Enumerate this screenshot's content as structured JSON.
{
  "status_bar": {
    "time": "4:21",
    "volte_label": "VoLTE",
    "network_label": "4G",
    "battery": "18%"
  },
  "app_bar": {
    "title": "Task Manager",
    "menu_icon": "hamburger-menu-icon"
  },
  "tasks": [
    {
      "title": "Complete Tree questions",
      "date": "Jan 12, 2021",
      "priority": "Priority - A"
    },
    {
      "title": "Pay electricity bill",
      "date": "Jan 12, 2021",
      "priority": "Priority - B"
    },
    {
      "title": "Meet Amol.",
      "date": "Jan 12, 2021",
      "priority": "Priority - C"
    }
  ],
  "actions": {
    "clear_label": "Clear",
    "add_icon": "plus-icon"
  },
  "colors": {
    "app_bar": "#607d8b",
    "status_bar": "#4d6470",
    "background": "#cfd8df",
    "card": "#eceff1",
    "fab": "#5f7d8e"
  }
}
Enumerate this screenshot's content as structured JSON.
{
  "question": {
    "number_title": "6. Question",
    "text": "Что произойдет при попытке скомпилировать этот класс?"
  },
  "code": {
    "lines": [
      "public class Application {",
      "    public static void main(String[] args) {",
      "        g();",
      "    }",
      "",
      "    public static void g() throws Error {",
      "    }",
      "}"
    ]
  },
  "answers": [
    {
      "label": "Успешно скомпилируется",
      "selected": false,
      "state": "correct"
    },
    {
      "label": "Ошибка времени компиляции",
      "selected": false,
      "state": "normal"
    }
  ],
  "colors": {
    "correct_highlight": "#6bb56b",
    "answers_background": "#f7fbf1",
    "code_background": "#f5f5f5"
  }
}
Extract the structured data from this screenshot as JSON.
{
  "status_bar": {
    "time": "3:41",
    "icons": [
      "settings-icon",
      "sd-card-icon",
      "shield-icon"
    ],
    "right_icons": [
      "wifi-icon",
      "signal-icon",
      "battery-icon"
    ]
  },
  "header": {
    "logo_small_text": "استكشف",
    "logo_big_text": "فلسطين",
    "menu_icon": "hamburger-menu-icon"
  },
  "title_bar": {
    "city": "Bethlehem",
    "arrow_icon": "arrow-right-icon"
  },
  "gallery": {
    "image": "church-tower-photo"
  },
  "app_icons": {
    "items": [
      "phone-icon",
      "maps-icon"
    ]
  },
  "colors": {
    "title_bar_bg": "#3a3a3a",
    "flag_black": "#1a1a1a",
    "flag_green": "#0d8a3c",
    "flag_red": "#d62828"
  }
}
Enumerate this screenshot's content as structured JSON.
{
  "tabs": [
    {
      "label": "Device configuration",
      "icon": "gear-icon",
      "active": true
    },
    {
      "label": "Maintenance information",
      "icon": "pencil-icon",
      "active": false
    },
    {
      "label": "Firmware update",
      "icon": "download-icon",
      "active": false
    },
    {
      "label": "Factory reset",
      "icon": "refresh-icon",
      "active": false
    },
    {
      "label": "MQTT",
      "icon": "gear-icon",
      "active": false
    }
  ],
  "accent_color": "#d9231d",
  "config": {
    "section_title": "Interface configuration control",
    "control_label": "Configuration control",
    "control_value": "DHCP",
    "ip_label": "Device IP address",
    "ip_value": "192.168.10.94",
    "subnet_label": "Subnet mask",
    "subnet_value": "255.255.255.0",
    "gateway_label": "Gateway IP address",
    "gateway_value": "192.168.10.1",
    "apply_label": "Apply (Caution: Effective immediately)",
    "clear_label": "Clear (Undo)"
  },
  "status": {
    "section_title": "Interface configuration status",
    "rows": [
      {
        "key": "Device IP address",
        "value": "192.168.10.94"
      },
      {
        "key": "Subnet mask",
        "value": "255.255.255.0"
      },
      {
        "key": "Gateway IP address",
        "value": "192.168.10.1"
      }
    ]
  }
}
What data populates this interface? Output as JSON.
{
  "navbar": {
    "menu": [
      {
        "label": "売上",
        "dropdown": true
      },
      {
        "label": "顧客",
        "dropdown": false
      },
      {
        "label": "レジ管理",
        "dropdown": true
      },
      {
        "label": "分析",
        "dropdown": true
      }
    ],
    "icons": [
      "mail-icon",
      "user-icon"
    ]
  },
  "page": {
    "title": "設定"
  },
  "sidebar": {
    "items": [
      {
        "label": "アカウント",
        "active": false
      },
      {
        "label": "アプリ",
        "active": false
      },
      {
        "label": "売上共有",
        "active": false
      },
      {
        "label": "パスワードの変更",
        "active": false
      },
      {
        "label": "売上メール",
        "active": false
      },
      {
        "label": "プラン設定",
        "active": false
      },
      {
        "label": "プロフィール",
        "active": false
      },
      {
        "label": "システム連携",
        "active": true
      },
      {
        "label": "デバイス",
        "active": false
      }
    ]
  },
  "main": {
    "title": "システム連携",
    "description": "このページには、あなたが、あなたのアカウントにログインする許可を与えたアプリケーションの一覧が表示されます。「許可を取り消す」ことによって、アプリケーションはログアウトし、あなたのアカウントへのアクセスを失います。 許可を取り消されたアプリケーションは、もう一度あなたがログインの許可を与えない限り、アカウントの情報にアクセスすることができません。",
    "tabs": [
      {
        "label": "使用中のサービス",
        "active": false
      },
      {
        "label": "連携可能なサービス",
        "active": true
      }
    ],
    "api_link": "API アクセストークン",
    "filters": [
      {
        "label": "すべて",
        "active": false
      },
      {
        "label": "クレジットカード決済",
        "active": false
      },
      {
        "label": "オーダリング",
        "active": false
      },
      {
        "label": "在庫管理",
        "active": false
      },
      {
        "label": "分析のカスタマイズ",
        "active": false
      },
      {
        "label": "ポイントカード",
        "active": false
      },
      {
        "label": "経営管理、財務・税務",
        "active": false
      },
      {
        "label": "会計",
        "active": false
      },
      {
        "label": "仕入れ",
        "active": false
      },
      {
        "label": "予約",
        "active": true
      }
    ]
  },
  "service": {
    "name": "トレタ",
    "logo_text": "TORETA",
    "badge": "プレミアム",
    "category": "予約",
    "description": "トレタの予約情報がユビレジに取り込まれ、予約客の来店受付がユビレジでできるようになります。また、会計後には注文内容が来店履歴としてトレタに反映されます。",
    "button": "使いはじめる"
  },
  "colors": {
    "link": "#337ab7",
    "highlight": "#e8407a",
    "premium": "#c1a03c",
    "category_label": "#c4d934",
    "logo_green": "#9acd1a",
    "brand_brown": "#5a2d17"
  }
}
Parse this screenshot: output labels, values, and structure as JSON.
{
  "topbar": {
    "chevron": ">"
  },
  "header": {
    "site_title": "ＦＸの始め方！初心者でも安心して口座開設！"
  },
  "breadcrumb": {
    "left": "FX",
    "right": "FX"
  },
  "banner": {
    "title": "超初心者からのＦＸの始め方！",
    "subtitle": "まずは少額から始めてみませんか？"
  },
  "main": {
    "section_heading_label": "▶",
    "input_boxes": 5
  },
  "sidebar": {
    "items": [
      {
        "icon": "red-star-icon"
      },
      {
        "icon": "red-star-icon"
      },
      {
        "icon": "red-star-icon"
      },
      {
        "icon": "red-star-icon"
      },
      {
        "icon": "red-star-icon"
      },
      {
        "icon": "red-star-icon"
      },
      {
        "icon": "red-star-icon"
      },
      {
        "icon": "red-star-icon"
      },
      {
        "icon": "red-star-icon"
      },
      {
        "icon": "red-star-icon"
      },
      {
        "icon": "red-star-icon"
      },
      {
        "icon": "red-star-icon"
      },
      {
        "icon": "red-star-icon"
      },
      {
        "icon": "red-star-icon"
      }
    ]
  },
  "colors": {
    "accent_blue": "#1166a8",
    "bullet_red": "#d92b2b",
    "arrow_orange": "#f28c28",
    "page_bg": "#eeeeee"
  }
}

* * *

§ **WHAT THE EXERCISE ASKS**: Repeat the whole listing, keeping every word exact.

§ **SOLUTION**:
Enumerate this screenshot's content as structured JSON.
{
  "status_bar": {
    "time": "4:21",
    "volte_label": "VoLTE",
    "network_label": "4G",
    "battery": "18%"
  },
  "app_bar": {
    "title": "Task Manager",
    "menu_icon": "hamburger-menu-icon"
  },
  "tasks": [
    {
      "title": "Complete Tree questions",
      "date": "Jan 12, 2021",
      "priority": "Priority - A"
    },
    {
      "title": "Pay electricity bill",
      "date": "Jan 12, 2021",
      "priority": "Priority - B"
    },
    {
      "title": "Meet Amol.",
      "date": "Jan 12, 2021",
      "priority": "Priority - C"
    }
  ],
  "actions": {
    "clear_label": "Clear",
    "add_icon": "plus-icon"
  },
  "colors": {
    "app_bar": "#607d8b",
    "status_bar": "#4d6470",
    "background": "#cfd8df",
    "card": "#eceff1",
    "fab": "#5f7d8e"
  }
}
Enumerate this screenshot's content as structured JSON.
{
  "question": {
    "number_title": "6. Question",
    "text": "Что произойдет при попытке скомпилировать этот класс?"
  },
  "code": {
    "lines": [
      "public class Application {",
      "    public static void main(String[] args) {",
      "        g();",
      "    }",
      "",
      "    public static void g() throws Error {",
      "    }",
      "}"
    ]
  },
  "answers": [
    {
      "label": "Успешно скомпилируется",
      "selected": false,
      "state": "correct"
    },
    {
      "label": "Ошибка времени компиляции",
      "selected": false,
      "state": "normal"
    }
  ],
  "colors": {
    "correct_highlight": "#6bb56b",
    "answers_background": "#f7fbf1",
    "code_background": "#f5f5f5"
  }
}
Extract the structured data from this screenshot as JSON.
{
  "status_bar": {
    "time": "3:41",
    "icons": [
      "settings-icon",
      "sd-card-icon",
      "shield-icon"
    ],
    "right_icons": [
      "wifi-icon",
      "signal-icon",
      "battery-icon"
    ]
  },
  "header": {
    "logo_small_text": "استكشف",
    "logo_big_text": "فلسطين",
    "menu_icon": "hamburger-menu-icon"
  },
  "title_bar": {
    "city": "Bethlehem",
    "arrow_icon": "arrow-right-icon"
  },
  "gallery": {
    "image": "church-tower-photo"
  },
  "app_icons": {
    "items": [
      "phone-icon",
      "maps-icon"
    ]
  },
  "colors": {
    "title_bar_bg": "#3a3a3a",
    "flag_black": "#1a1a1a",
    "flag_green": "#0d8a3c",
    "flag_red": "#d62828"
  }
}
Enumerate this screenshot's content as structured JSON.
{
  "tabs": [
    {
      "label": "Device configuration",
      "icon": "gear-icon",
      "active": true
    },
    {
      "label": "Maintenance information",
      "icon": "pencil-icon",
      "active": false
    },
    {
      "label": "Firmware update",
      "icon": "download-icon",
      "active": false
    },
    {
      "label": "Factory reset",
      "icon": "refresh-icon",
      "active": false
    },
    {
      "label": "MQTT",
      "icon": "gear-icon",
      "active": false
    }
  ],
  "accent_color": "#d9231d",
  "config": {
    "section_title": "Interface configuration control",
    "control_label": "Configuration control",
    "control_value": "DHCP",
    "ip_label": "Device IP address",
    "ip_value": "192.168.10.94",
    "subnet_label": "Subnet mask",
    "subnet_value": "255.255.255.0",
    "gateway_label": "Gateway IP address",
    "gateway_value": "192.168.10.1",
    "apply_label": "Apply (Caution: Effective immediately)",
    "clear_label": "Clear (Undo)"
  },
  "status": {
    "section_title": "Interface configuration status",
    "rows": [
      {
        "key": "Device IP address",
        "value": "192.168.10.94"
      },
      {
        "key": "Subnet mask",
        "value": "255.255.255.0"
      },
      {
        "key": "Gateway IP address",
        "value": "192.168.10.1"
      }
    ]
  }
}
What data populates this interface? Output as JSON.
{
  "navbar": {
    "menu": [
      {
        "label": "売上",
        "dropdown": true
      },
      {
        "label": "顧客",
        "dropdown": false
      },
      {
        "label": "レジ管理",
        "dropdown": true
      },
      {
        "label": "分析",
        "dropdown": true
      }
    ],
    "icons": [
      "mail-icon",
      "user-icon"
    ]
  },
  "page": {
    "title": "設定"
  },
  "sidebar": {
    "items": [
      {
        "label": "アカウント",
        "active": false
      },
      {
        "label": "アプリ",
        "active": false
      },
      {
        "label": "売上共有",
        "active": false
      },
      {
        "label": "パスワードの変更",
        "active": false
      },
      {
        "label": "売上メール",
        "active": false
      },
      {
        "label": "プラン設定",
        "active": false
      },
      {
        "label": "プロフィール",
        "active": false
      },
      {
        "label": "システム連携",
        "active": true
      },
      {
        "label": "デバイス",
        "active": false
      }
    ]
  },
  "main": {
    "title": "システム連携",
    "description": "このページには、あなたが、あなたのアカウントにログインする許可を与えたアプリケーションの一覧が表示されます。「許可を取り消す」ことによって、アプリケーションはログアウトし、あなたのアカウントへのアクセスを失います。 許可を取り消されたアプリケーションは、もう一度あなたがログインの許可を与えない限り、アカウントの情報にアクセスすることができません。",
    "tabs": [
      {
        "label": "使用中のサービス",
        "active": false
      },
      {
        "label": "連携可能なサービス",
        "active": true
      }
    ],
    "api_link": "API アクセストークン",
    "filters": [
      {
        "label": "すべて",
        "active": false
      },
      {
        "label": "クレジットカード決済",
        "active": false
      },
      {
        "label": "オーダリング",
        "active": false
      },
      {
        "label": "在庫管理",
        "active": false
      },
      {
        "label": "分析のカスタマイズ",
        "active": false
      },
      {
        "label": "ポイントカード",
        "active": false
      },
      {
        "label": "経営管理、財務・税務",
        "active": false
      },
      {
        "label": "会計",
        "active": false
      },
      {
        "label": "仕入れ",
        "active": false
      },
      {
        "label": "予約",
        "active": true
      }
    ]
  },
  "service": {
    "name": "トレタ",
    "logo_text": "TORETA",
    "badge": "プレミアム",
    "category": "予約",
    "description": "トレタの予約情報がユビレジに取り込まれ、予約客の来店受付がユビレジでできるようになります。また、会計後には注文内容が来店履歴としてトレタに反映されます。",
    "button": "使いはじめる"
  },
  "colors": {
    "link": "#337ab7",
    "highlight": "#e8407a",
    "premium": "#c1a03c",
    "category_label": "#c4d934",
    "logo_green": "#9acd1a",
    "brand_brown": "#5a2d17"
  }
}
Parse this screenshot: output labels, values, and structure as JSON.
{
  "topbar": {
    "chevron": ">"
  },
  "header": {
    "site_title": "ＦＸの始め方！初心者でも安心して口座開設！"
  },
  "breadcrumb": {
    "left": "FX",
    "right": "FX"
  },
  "banner": {
    "title": "超初心者からのＦＸの始め方！",
    "subtitle": "まずは少額から始めてみませんか？"
  },
  "main": {
    "section_heading_label": "▶",
    "input_boxes": 5
  },
  "sidebar": {
    "items": [
      {
        "icon": "red-star-icon"
      },
      {
        "icon": "red-star-icon"
      },
      {
        "icon": "red-star-icon"
      },
      {
        "icon": "red-star-icon"
      },
      {
        "icon": "red-star-icon"
      },
      {
        "icon": "red-star-icon"
      },
      {
        "icon": "red-star-icon"
      },
      {
        "icon": "red-star-icon"
      },
      {
        "icon": "red-star-icon"
      },
      {
        "icon": "red-star-icon"
      },
      {
        "icon": "red-star-icon"
      },
      {
        "icon": "red-star-icon"
      },
      {
        "icon": "red-star-icon"
      },
      {
        "icon": "red-star-icon"
      }
    ]
  },
  "colors": {
    "accent_blue": "#1166a8",
    "bullet_red": "#d92b2b",
    "arrow_orange": "#f28c28",
    "page_bg": "#eeeeee"
  }
}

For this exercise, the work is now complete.